He was the first person to appear with the Fab Four in a recording studio and was an influential figure during their formative years. British songwriter and guitarist Tony Sheridan has died in Hamburg at the age of 72.
Tony Sheridan, best remembered for his early collaborations with the Beatles during their Hamburg years in the early Sixties, died in Hamburg on February 16 from undisclosed causes. He was 72 . A statement posted by his family on social networking site Facebook read, "Our beloved father and friend! Thank you for your love and inspiration. You left us today at 12.00 pm."
Born Anthony Esmond Sheridan McGinnity in Norwich, UK on May 21, 1940, the British rocker was influenced initially by his parents' love of classical music. By age seven he had learned to play the violin, but by the mid 50s, inspired by the craze for rock and roll, he had switched his attentions to the electric guitar. Sheridan formed his first band in 1956.
Bookings at London clubs soon followed, as did appearances on the BBC television music program "Oh Boy." Sheridan quickly gained a reputation as a talented guitarist and reportedly appeared on stage with legendary rockers Gene Vincent and Conway Twitty during their UK tours.
In early 1960, Sheridan was touring the UK on a bill which included Gene Vincent and Eddie Cochran. When the two established rock and roll stars once refused Sheridan a lift to the next venue, it was a stroke of luck, as he escaped the road accident which killed Cochran and left Vincent badly injured.

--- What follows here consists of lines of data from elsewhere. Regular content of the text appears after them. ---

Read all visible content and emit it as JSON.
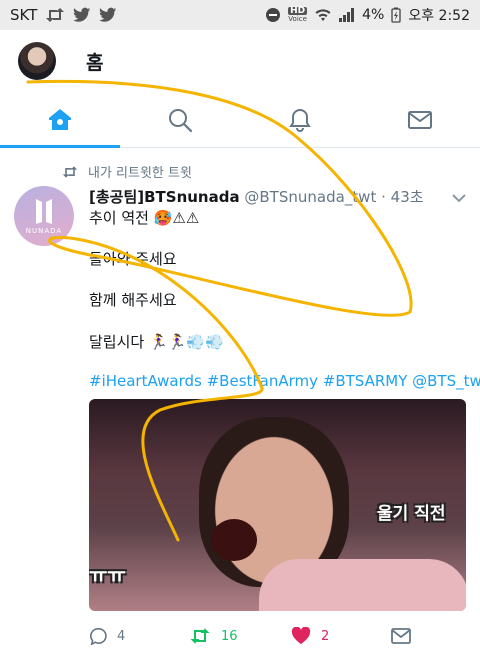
{
  "status_bar": {
    "carrier": "SKT",
    "hd_label": "HD",
    "voice_label": "Voice",
    "battery": "4%",
    "time": "오후 2:52"
  },
  "header": {
    "title": "홈"
  },
  "tabs": [
    {
      "name": "home",
      "icon": "home-icon",
      "active": true
    },
    {
      "name": "search",
      "icon": "search-icon",
      "active": false
    },
    {
      "name": "notifications",
      "icon": "bell-icon",
      "active": false
    },
    {
      "name": "messages",
      "icon": "mail-icon",
      "active": false
    }
  ],
  "tweet": {
    "retweet_context": "내가 리트윗한 트윗",
    "avatar_text": "NUNADA",
    "display_name": "[총공팀]BTSnunada",
    "handle": "@BTSnunada_twt",
    "time": "· 43초",
    "lines": [
      "추이 역전 🥵⚠⚠",
      "돌아와 주세요",
      "함께 해주세요",
      "달립시다 🏃‍♀️🏃‍♀️💨💨"
    ],
    "hashtags": "#iHeartAwards #BestFanArmy #BTSARMY @BTS_twt",
    "media": {
      "caption_right": "울기 직전",
      "caption_left": "ㅠㅠ"
    },
    "counts": {
      "replies": "4",
      "retweets": "16",
      "likes": "2"
    }
  },
  "colors": {
    "accent": "#1da1f2",
    "retweet": "#17bf63",
    "like": "#e0245e",
    "scribble": "#f4b400"
  }
}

Gaining a bad reputation
Despite his early promise, Sheridan's reputation soon soured in the UK due to his repeated tardiness and often showing up at venues minus his guitar. A booking by German club owner Bruno Koschmider set his career on a new path as he and his band decamped to Hamburg to play a string of shows. When his bandmates chose to return to England at the end of the engagement, Sheridan opted to remain in Germany.
Sheridan soon met another Koschmider booking there: a raw, young band called The Beatles, then starting a 3-month residency at The Indra Club. The four young Liverpudlians jumped at the chance to learn from the more established Sheridan. George Harrison in particular rehearsed endlessly with Sheridan to improve his own guitar playing.

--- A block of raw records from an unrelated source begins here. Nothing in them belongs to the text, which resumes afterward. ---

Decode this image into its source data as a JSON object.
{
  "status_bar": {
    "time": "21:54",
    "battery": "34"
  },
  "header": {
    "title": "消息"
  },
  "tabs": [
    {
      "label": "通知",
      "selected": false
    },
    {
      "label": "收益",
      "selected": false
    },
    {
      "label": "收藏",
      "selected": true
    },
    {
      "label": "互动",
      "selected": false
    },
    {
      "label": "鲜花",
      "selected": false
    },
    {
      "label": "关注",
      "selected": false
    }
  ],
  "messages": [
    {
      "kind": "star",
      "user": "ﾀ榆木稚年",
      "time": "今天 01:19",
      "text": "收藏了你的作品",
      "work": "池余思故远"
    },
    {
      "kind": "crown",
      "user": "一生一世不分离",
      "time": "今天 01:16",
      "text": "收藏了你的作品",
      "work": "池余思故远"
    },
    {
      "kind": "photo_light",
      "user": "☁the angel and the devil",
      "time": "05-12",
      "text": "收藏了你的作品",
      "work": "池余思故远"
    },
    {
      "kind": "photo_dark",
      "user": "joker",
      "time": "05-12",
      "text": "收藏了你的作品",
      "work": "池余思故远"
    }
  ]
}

The relationship rapidly became symbiotic: the Beatles often played back up for Sheridan, while he regularly appeared on stage with them. It was during one such appearance that Bert Kaempfert, a representative of Polydor Germany, saw the commercial potential in the lineup. Ironically, it was Sheridan who was singled out for stardom. The Beatles were relegated to backing band duties.
On two days in June 1961, the makeshift group recorded seven songs. The single "My Bonnie," credited to Tony Sheridan and the Beat Brothers, reached Number 5 on the German Hit Parade. Now one of the most sought-after pieces of Beatles memorabilia, the single is one of the most expensive 45rpms of all time. In 2007 a copy was sold at auction for $15,000.
A change of direction
Sheridan's musical style abruptly changed in the mid 60s. The move towards blues and jazz alienated much of his rock and roll fanbase. Performing for Allied troops in Vietnam in 1967, Sheridan was rewarded by being made an honorary Captain in the United States Army.
In the early 70s, Sheridan was responsible for a popular West German radio program which played blues music and reappeared on stage in 1978 at the reopening of Hamburg’s legendary Star Club.
He lived in Seestermühe, a village north of Hamburg, where, in addition to music, he also designed coats of arms. His last credit on a recording was on Dave Humphries 2008 album, "…and so it goes." Sheridan played on five of the album's eleven tracks.
Despite his achievements as a respected musician in his own right, it will always be his association with The Beatles during their earliest years that assures Sheridan a place in the music history books. Paul McCartney referred to him as "The Teacher" due to his influence on the foursome during their coming-of-age period.